Task to complete: Every word in the data below belongs in your copy, exactly as given; the pictures do not.

::: Provided data :::

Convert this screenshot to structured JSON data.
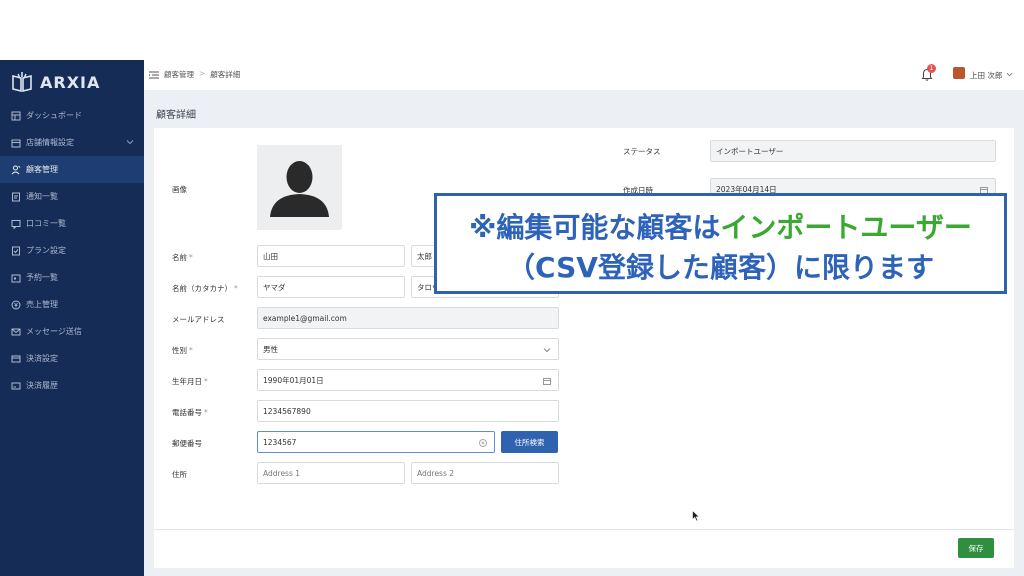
{
  "app": {
    "name": "ARXIA"
  },
  "sidebar": {
    "items": [
      {
        "label": "ダッシュボード",
        "icon": "dashboard-icon"
      },
      {
        "label": "店舗情報設定",
        "icon": "store-icon",
        "expandable": true
      },
      {
        "label": "顧客管理",
        "icon": "user-icon",
        "active": true
      },
      {
        "label": "通知一覧",
        "icon": "notice-icon"
      },
      {
        "label": "口コミ一覧",
        "icon": "review-icon"
      },
      {
        "label": "プラン設定",
        "icon": "plan-icon"
      },
      {
        "label": "予約一覧",
        "icon": "calendar-icon"
      },
      {
        "label": "売上管理",
        "icon": "sales-icon"
      },
      {
        "label": "メッセージ送信",
        "icon": "mail-icon"
      },
      {
        "label": "決済設定",
        "icon": "payment-icon"
      },
      {
        "label": "決済履歴",
        "icon": "history-icon"
      }
    ]
  },
  "header": {
    "breadcrumb": [
      "顧客管理",
      "顧客詳細"
    ],
    "notification_count": "1",
    "user_name": "上田 次郎"
  },
  "page": {
    "title": "顧客詳細"
  },
  "form": {
    "image_label": "画像",
    "name_label": "名前",
    "name_kana_label": "名前（カタカナ）",
    "email_label": "メールアドレス",
    "gender_label": "性別",
    "birthday_label": "生年月日",
    "phone_label": "電話番号",
    "postal_label": "郵便番号",
    "address_label": "住所",
    "required_mark": "*",
    "last_name": "山田",
    "first_name": "太郎",
    "last_name_kana": "ヤマダ",
    "first_name_kana": "タロウ",
    "email": "example1@gmail.com",
    "gender": "男性",
    "birthday": "1990年01月01日",
    "phone": "1234567890",
    "postal": "1234567",
    "address_search_label": "住所検索",
    "address1_placeholder": "Address 1",
    "address2_placeholder": "Address 2",
    "status_label": "ステータス",
    "status_value": "インポートユーザー",
    "created_label": "作成日時",
    "created_value": "2023年04月14日"
  },
  "footer": {
    "save_label": "保存"
  },
  "overlay": {
    "line1_prefix": "※編集可能な顧客は",
    "line1_highlight": "インポートユーザー",
    "line2": "（CSV登録した顧客）に限ります"
  },
  "colors": {
    "sidebar": "#152c57",
    "accent": "#2f63b0",
    "save": "#2e8f3e",
    "overlay_blue": "#2d63b8",
    "overlay_green": "#3aa832"
  }
}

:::

Task response:
Convert this screenshot to structured JSON data.
{
  "app": {
    "name": "ARXIA"
  },
  "sidebar": {
    "items": [
      {
        "label": "ダッシュボード",
        "icon": "dashboard-icon"
      },
      {
        "label": "店舗情報設定",
        "icon": "store-icon",
        "expandable": true
      },
      {
        "label": "顧客管理",
        "icon": "user-icon",
        "active": true
      },
      {
        "label": "通知一覧",
        "icon": "notice-icon"
      },
      {
        "label": "口コミ一覧",
        "icon": "review-icon"
      },
      {
        "label": "プラン設定",
        "icon": "plan-icon"
      },
      {
        "label": "予約一覧",
        "icon": "calendar-icon"
      },
      {
        "label": "売上管理",
        "icon": "sales-icon"
      },
      {
        "label": "メッセージ送信",
        "icon": "mail-icon"
      },
      {
        "label": "決済設定",
        "icon": "payment-icon"
      },
      {
        "label": "決済履歴",
        "icon": "history-icon"
      }
    ]
  },
  "header": {
    "breadcrumb": [
      "顧客管理",
      "顧客詳細"
    ],
    "notification_count": "1",
    "user_name": "上田 次郎"
  },
  "page": {
    "title": "顧客詳細"
  },
  "form": {
    "image_label": "画像",
    "name_label": "名前",
    "name_kana_label": "名前（カタカナ）",
    "email_label": "メールアドレス",
    "gender_label": "性別",
    "birthday_label": "生年月日",
    "phone_label": "電話番号",
    "postal_label": "郵便番号",
    "address_label": "住所",
    "required_mark": "*",
    "last_name": "山田",
    "first_name": "太郎",
    "last_name_kana": "ヤマダ",
    "first_name_kana": "タロウ",
    "email": "example1@gmail.com",
    "gender": "男性",
    "birthday": "1990年01月01日",
    "phone": "1234567890",
    "postal": "1234567",
    "address_search_label": "住所検索",
    "address1_placeholder": "Address 1",
    "address2_placeholder": "Address 2",
    "status_label": "ステータス",
    "status_value": "インポートユーザー",
    "created_label": "作成日時",
    "created_value": "2023年04月14日"
  },
  "footer": {
    "save_label": "保存"
  },
  "overlay": {
    "line1_prefix": "※編集可能な顧客は",
    "line1_highlight": "インポートユーザー",
    "line2": "（CSV登録した顧客）に限ります"
  },
  "colors": {
    "sidebar": "#152c57",
    "accent": "#2f63b0",
    "save": "#2e8f3e",
    "overlay_blue": "#2d63b8",
    "overlay_green": "#3aa832"
  }
}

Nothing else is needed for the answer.